⟨

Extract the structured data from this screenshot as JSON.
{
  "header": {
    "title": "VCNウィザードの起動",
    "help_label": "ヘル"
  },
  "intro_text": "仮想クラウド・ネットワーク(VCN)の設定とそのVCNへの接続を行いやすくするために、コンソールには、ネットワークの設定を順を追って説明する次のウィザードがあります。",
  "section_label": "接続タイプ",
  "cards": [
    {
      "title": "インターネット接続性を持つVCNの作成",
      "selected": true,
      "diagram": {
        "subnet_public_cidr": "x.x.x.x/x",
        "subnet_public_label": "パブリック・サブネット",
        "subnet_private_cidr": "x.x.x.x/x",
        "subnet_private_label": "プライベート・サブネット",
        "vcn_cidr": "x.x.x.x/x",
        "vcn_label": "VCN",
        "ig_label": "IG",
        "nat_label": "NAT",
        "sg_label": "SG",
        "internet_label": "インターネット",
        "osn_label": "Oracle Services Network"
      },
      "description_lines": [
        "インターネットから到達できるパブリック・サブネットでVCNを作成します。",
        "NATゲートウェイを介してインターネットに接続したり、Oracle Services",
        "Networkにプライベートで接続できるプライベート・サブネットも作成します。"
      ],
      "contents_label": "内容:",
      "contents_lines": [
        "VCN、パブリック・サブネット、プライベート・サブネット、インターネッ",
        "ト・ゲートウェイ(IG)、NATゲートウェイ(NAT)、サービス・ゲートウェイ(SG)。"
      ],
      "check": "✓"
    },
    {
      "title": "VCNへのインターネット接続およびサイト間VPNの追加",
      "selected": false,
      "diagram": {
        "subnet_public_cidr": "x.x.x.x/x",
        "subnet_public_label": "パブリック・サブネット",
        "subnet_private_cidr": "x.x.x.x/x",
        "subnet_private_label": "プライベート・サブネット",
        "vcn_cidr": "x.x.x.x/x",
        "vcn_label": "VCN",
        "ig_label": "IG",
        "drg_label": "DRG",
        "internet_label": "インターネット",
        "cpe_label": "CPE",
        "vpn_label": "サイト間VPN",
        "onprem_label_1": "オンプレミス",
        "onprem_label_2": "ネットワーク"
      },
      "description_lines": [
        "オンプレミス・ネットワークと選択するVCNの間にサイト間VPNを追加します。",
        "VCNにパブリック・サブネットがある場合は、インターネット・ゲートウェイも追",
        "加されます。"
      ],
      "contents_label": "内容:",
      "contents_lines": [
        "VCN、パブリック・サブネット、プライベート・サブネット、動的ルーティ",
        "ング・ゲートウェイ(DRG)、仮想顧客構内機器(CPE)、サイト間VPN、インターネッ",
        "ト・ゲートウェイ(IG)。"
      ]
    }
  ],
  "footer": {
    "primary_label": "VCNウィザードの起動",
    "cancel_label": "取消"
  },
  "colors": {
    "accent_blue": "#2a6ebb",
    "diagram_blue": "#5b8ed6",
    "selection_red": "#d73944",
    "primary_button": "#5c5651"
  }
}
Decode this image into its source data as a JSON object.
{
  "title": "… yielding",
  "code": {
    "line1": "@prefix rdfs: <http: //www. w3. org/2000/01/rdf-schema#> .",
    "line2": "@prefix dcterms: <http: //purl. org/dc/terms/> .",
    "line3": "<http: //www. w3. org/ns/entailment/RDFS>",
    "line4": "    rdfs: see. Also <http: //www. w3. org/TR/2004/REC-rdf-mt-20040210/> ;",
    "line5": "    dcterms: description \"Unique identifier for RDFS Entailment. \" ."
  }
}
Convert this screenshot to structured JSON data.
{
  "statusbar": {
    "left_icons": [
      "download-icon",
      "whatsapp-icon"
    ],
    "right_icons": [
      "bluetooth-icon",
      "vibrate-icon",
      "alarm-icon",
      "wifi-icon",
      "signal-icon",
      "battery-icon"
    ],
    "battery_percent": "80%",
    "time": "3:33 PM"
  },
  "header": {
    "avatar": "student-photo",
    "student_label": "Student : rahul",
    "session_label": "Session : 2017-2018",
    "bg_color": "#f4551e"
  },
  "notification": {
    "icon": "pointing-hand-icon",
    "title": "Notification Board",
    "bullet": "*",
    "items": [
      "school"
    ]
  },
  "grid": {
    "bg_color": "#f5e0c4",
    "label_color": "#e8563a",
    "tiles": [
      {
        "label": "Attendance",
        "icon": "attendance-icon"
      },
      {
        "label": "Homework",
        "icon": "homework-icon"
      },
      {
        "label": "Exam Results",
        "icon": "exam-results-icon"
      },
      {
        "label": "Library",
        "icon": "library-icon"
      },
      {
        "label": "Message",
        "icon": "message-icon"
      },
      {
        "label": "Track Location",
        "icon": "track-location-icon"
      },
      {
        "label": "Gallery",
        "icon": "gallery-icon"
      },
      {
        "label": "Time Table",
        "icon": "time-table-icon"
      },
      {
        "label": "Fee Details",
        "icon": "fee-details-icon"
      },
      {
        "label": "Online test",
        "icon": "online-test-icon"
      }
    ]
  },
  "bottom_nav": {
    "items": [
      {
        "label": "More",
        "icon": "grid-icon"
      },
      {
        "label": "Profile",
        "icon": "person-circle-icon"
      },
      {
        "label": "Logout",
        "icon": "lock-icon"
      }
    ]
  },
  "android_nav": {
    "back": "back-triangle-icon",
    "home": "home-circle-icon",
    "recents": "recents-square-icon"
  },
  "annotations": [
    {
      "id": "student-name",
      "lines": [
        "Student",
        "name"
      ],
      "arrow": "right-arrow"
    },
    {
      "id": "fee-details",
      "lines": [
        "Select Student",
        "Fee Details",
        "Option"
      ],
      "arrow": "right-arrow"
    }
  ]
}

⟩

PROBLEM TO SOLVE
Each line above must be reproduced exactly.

SOLVED PROBLEM
Extract the structured data from this screenshot as JSON.
{
  "header": {
    "title": "VCNウィザードの起動",
    "help_label": "ヘル"
  },
  "intro_text": "仮想クラウド・ネットワーク(VCN)の設定とそのVCNへの接続を行いやすくするために、コンソールには、ネットワークの設定を順を追って説明する次のウィザードがあります。",
  "section_label": "接続タイプ",
  "cards": [
    {
      "title": "インターネット接続性を持つVCNの作成",
      "selected": true,
      "diagram": {
        "subnet_public_cidr": "x.x.x.x/x",
        "subnet_public_label": "パブリック・サブネット",
        "subnet_private_cidr": "x.x.x.x/x",
        "subnet_private_label": "プライベート・サブネット",
        "vcn_cidr": "x.x.x.x/x",
        "vcn_label": "VCN",
        "ig_label": "IG",
        "nat_label": "NAT",
        "sg_label": "SG",
        "internet_label": "インターネット",
        "osn_label": "Oracle Services Network"
      },
      "description_lines": [
        "インターネットから到達できるパブリック・サブネットでVCNを作成します。",
        "NATゲートウェイを介してインターネットに接続したり、Oracle Services",
        "Networkにプライベートで接続できるプライベート・サブネットも作成します。"
      ],
      "contents_label": "内容:",
      "contents_lines": [
        "VCN、パブリック・サブネット、プライベート・サブネット、インターネッ",
        "ト・ゲートウェイ(IG)、NATゲートウェイ(NAT)、サービス・ゲートウェイ(SG)。"
      ],
      "check": "✓"
    },
    {
      "title": "VCNへのインターネット接続およびサイト間VPNの追加",
      "selected": false,
      "diagram": {
        "subnet_public_cidr": "x.x.x.x/x",
        "subnet_public_label": "パブリック・サブネット",
        "subnet_private_cidr": "x.x.x.x/x",
        "subnet_private_label": "プライベート・サブネット",
        "vcn_cidr": "x.x.x.x/x",
        "vcn_label": "VCN",
        "ig_label": "IG",
        "drg_label": "DRG",
        "internet_label": "インターネット",
        "cpe_label": "CPE",
        "vpn_label": "サイト間VPN",
        "onprem_label_1": "オンプレミス",
        "onprem_label_2": "ネットワーク"
      },
      "description_lines": [
        "オンプレミス・ネットワークと選択するVCNの間にサイト間VPNを追加します。",
        "VCNにパブリック・サブネットがある場合は、インターネット・ゲートウェイも追",
        "加されます。"
      ],
      "contents_label": "内容:",
      "contents_lines": [
        "VCN、パブリック・サブネット、プライベート・サブネット、動的ルーティ",
        "ング・ゲートウェイ(DRG)、仮想顧客構内機器(CPE)、サイト間VPN、インターネッ",
        "ト・ゲートウェイ(IG)。"
      ]
    }
  ],
  "footer": {
    "primary_label": "VCNウィザードの起動",
    "cancel_label": "取消"
  },
  "colors": {
    "accent_blue": "#2a6ebb",
    "diagram_blue": "#5b8ed6",
    "selection_red": "#d73944",
    "primary_button": "#5c5651"
  }
}
Decode this image into its source data as a JSON object.
{
  "title": "… yielding",
  "code": {
    "line1": "@prefix rdfs: <http: //www. w3. org/2000/01/rdf-schema#> .",
    "line2": "@prefix dcterms: <http: //purl. org/dc/terms/> .",
    "line3": "<http: //www. w3. org/ns/entailment/RDFS>",
    "line4": "    rdfs: see. Also <http: //www. w3. org/TR/2004/REC-rdf-mt-20040210/> ;",
    "line5": "    dcterms: description \"Unique identifier for RDFS Entailment. \" ."
  }
}
Convert this screenshot to structured JSON data.
{
  "statusbar": {
    "left_icons": [
      "download-icon",
      "whatsapp-icon"
    ],
    "right_icons": [
      "bluetooth-icon",
      "vibrate-icon",
      "alarm-icon",
      "wifi-icon",
      "signal-icon",
      "battery-icon"
    ],
    "battery_percent": "80%",
    "time": "3:33 PM"
  },
  "header": {
    "avatar": "student-photo",
    "student_label": "Student : rahul",
    "session_label": "Session : 2017-2018",
    "bg_color": "#f4551e"
  },
  "notification": {
    "icon": "pointing-hand-icon",
    "title": "Notification Board",
    "bullet": "*",
    "items": [
      "school"
    ]
  },
  "grid": {
    "bg_color": "#f5e0c4",
    "label_color": "#e8563a",
    "tiles": [
      {
        "label": "Attendance",
        "icon": "attendance-icon"
      },
      {
        "label": "Homework",
        "icon": "homework-icon"
      },
      {
        "label": "Exam Results",
        "icon": "exam-results-icon"
      },
      {
        "label": "Library",
        "icon": "library-icon"
      },
      {
        "label": "Message",
        "icon": "message-icon"
      },
      {
        "label": "Track Location",
        "icon": "track-location-icon"
      },
      {
        "label": "Gallery",
        "icon": "gallery-icon"
      },
      {
        "label": "Time Table",
        "icon": "time-table-icon"
      },
      {
        "label": "Fee Details",
        "icon": "fee-details-icon"
      },
      {
        "label": "Online test",
        "icon": "online-test-icon"
      }
    ]
  },
  "bottom_nav": {
    "items": [
      {
        "label": "More",
        "icon": "grid-icon"
      },
      {
        "label": "Profile",
        "icon": "person-circle-icon"
      },
      {
        "label": "Logout",
        "icon": "lock-icon"
      }
    ]
  },
  "android_nav": {
    "back": "back-triangle-icon",
    "home": "home-circle-icon",
    "recents": "recents-square-icon"
  },
  "annotations": [
    {
      "id": "student-name",
      "lines": [
        "Student",
        "name"
      ],
      "arrow": "right-arrow"
    },
    {
      "id": "fee-details",
      "lines": [
        "Select Student",
        "Fee Details",
        "Option"
      ],
      "arrow": "right-arrow"
    }
  ]
}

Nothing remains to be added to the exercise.